The bronze sculpture China Daily - Services top task for Games was created in 2007 by modelling an enlargement made of clay of a crumpled sheet of newspaper. The newspaper is taken from the Chinese daily newspaper "China Daily" and contains news items about the preparation of the Olympic Games which took place in Beijing in 2008.
The object, which has been "realistically" copied here, is from the field of the media which are developed and produced in a complex manner every single day and which can lose their value in next to no time and then to be turned into waste. However, this waste represented in the enlarged form of a bronze sculpture radically differs from the waste that is carelessly thrown away in the park next to the "Städtische Galerie" every day. It is monumentalised and isolated, and it is refined due to its material as well as its surface, and thus preserved for eternity and turned into a monument.
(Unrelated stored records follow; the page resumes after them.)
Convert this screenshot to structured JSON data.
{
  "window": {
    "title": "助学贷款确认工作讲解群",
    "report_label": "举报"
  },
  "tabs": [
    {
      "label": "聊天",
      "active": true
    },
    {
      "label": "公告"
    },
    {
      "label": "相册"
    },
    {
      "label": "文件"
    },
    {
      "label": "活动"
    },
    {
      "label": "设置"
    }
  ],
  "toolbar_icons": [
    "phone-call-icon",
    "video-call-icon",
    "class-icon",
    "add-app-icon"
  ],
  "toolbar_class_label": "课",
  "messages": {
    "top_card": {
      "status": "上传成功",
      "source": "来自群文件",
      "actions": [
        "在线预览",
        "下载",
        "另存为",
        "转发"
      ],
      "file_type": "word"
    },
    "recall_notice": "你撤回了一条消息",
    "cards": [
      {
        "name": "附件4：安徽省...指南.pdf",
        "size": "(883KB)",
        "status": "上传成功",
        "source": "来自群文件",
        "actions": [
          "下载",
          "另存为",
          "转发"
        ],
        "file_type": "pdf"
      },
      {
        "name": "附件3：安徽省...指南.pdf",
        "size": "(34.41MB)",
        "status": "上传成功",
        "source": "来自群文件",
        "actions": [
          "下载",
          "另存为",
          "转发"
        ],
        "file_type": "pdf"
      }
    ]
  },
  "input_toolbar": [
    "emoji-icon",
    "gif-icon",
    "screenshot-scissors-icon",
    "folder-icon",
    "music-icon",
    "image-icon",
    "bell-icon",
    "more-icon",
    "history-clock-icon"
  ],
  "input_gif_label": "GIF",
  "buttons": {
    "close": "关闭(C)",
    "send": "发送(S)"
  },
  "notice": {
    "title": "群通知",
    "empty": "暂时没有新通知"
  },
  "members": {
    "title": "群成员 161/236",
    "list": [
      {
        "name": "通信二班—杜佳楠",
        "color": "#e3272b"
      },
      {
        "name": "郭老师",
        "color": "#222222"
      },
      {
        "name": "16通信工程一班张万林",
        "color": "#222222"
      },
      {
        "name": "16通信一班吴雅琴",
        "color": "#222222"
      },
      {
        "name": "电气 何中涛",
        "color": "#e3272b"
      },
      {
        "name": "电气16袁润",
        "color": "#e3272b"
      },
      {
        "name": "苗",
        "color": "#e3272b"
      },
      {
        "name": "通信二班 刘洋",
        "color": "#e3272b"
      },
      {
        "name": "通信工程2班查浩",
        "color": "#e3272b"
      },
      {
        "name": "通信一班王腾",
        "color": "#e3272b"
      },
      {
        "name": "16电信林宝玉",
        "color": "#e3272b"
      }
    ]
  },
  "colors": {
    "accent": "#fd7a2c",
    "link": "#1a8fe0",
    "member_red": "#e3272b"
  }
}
This transformation - media into monuments - presupposes a special relationship of the artist to his object, i.e. the media. The object of the work of art may seem ambivalent to us, on the one hand being devalued as waste and on the other hand it is morally heightened to a monument at the same time because of the bronze and even the silver gilt, thus consisting of the brazen material traditionally reserved for monuments and works of art. This ambivalence in its valuation is obviously meant seriously.
The sculpture is positioned on a foundation hidden under the lawn, thus coming across as a piece of paper thrown away on the grass while producing a gigantic effect. The ridges and edges of the crumpled material reminds us of mountain formations.
The association with a broken-off piece of rock is quickly replaced by the clearly visible letters embossed on the surface of the sculpture. An over-sized text is hidden and encoded in the folds and creases. The clouds and the blue colour of the sky are reflected on the shining surface.
This text, which we can not read here anymore, is exactly what is really valuable about these media as long as their text is up-to-date. The topical relevance of these messages in particular manifests the fundamental power of the media with which they can move and control individual persons and groups, political parties and governments, military as well as economic powers. They can influence with their texts two important and unimportant events at the same time, thus unconsciously or deliberately controlling and creating events and letting them disappear. For someone having the media under their control, they can be a real tool of power. For someone not involved they may be without significance, for someone having some hope they are an indicator as well as a pulse of life, which - when changes take place - either causes despair or carries all hopes. With their daily news coverage and news items the media cover the actual events about which they report, which they present, distort, reproduce or stage. They themselves embody events and happenings themselves as well as their own reality, which we have to accept as real and which is in favour of us and not against us.
Of course, nothing is more quickly outlived than a daily newspaper, its news items, the messages of which are replaced on a daily basis, though being forced on us and besetting us as waste in the material abundance of being endlessly produced. In contrast to some of the other works of the artist Wang Du the enlarged detail taken from the newspaper as waste in China Daily,... does not come across as threatening or repelling, but as beautiful and shining - as a reflection of the sky.
Text: Joachim Peter Kastner - Translation: Karin Bachem
Bronze coated in a galvanic process with silver gilt at the surface
168 x 226 x 146 cm
Year of Origin: 2007
Cast copy 1/3
Installation site: park of the town hall next to the
"Städtische Galerie in the park" of Viersen